▸ Assigned task
Some lines in the entries contain the word "name". Copy all of them.

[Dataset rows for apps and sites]
++++

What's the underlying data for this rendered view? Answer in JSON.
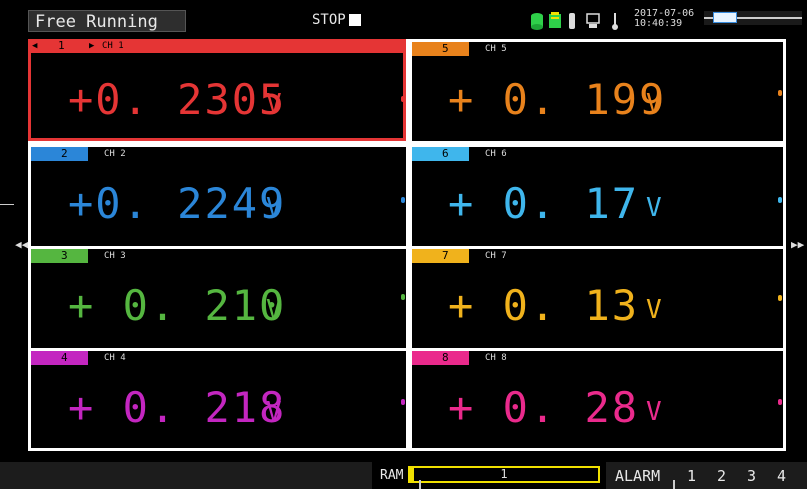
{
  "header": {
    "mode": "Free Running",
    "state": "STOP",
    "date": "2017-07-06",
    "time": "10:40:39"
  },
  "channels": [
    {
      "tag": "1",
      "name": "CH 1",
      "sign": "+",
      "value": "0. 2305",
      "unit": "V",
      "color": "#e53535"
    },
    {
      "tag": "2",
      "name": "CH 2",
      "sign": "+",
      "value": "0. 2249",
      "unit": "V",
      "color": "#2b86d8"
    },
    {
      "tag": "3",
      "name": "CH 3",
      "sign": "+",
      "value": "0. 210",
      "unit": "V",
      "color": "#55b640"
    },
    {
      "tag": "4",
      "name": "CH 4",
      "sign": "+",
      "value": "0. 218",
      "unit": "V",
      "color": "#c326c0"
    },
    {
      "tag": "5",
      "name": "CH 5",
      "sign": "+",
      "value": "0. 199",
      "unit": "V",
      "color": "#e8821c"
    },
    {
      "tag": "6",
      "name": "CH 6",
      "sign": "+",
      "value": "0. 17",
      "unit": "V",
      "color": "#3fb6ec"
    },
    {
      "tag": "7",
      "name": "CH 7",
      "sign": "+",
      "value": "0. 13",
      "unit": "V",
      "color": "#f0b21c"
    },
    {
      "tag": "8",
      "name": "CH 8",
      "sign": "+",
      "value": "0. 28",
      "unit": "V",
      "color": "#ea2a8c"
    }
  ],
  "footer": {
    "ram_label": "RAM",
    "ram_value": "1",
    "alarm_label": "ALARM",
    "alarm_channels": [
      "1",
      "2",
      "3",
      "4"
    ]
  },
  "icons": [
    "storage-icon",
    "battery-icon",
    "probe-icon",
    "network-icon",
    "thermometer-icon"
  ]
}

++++

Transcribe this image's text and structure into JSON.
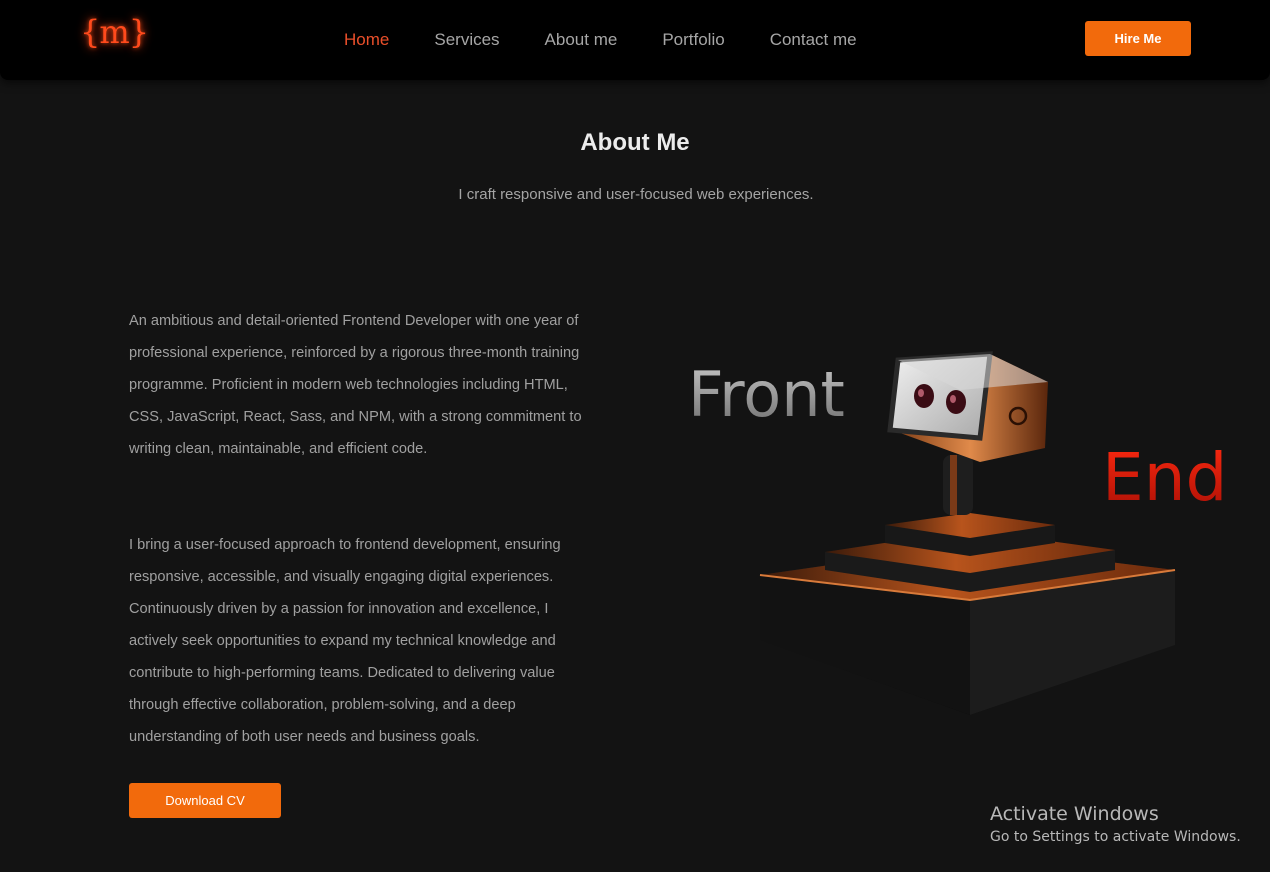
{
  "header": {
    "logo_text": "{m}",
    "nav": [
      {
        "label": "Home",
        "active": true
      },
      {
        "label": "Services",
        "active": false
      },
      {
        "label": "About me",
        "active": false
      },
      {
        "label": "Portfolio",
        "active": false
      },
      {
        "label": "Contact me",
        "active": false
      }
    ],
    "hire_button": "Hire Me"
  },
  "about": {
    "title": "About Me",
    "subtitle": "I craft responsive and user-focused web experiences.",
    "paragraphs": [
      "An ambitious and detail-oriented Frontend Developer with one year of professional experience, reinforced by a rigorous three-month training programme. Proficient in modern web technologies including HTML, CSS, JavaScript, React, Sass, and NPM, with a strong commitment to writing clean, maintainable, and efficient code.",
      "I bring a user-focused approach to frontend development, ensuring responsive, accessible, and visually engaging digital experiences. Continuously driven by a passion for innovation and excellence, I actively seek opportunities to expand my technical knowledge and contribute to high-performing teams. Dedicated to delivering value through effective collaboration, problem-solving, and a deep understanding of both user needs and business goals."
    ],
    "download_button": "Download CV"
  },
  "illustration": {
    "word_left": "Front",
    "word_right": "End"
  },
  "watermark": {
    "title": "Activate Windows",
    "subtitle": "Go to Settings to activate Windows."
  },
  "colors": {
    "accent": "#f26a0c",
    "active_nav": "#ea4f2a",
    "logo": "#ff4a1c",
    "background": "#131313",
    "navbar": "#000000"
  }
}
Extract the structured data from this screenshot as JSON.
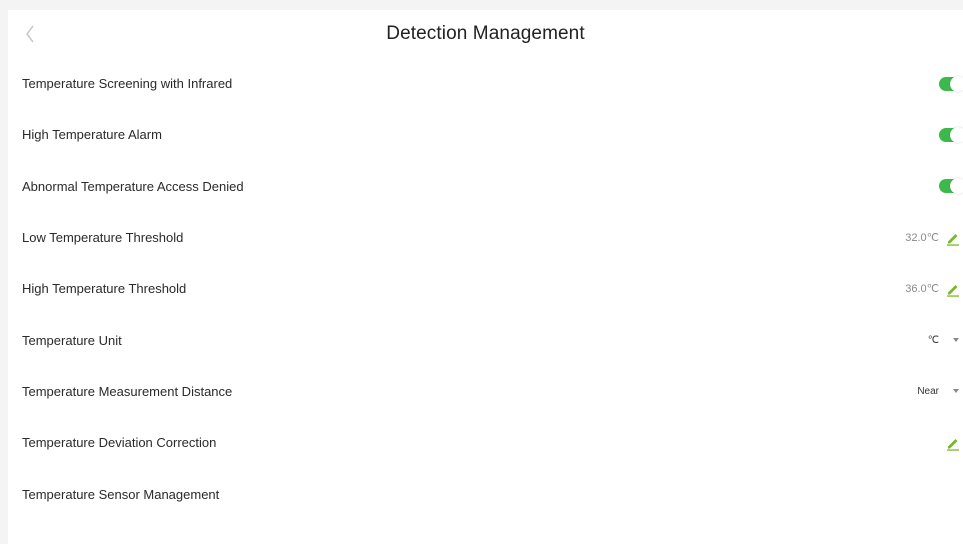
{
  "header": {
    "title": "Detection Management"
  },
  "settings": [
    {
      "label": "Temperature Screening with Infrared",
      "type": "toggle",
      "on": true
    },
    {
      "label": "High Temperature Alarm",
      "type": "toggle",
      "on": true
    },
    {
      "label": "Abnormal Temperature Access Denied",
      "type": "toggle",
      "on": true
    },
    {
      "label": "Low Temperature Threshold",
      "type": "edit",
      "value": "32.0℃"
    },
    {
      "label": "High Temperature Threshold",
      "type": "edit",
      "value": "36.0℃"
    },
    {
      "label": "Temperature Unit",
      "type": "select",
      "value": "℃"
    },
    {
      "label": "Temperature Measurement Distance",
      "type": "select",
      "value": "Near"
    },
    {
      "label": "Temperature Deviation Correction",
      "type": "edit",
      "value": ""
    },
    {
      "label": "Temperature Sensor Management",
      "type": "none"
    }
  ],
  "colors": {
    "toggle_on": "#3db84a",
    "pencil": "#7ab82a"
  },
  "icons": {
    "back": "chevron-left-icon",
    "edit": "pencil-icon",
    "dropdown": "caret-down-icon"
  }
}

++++

▸ Solution
      "name": "CH 1",
      "name": "CH 2",
      "name": "CH 3",
      "name": "CH 4",
      "name": "CH 5",
      "name": "CH 6",
      "name": "CH 7",
      "name": "CH 8",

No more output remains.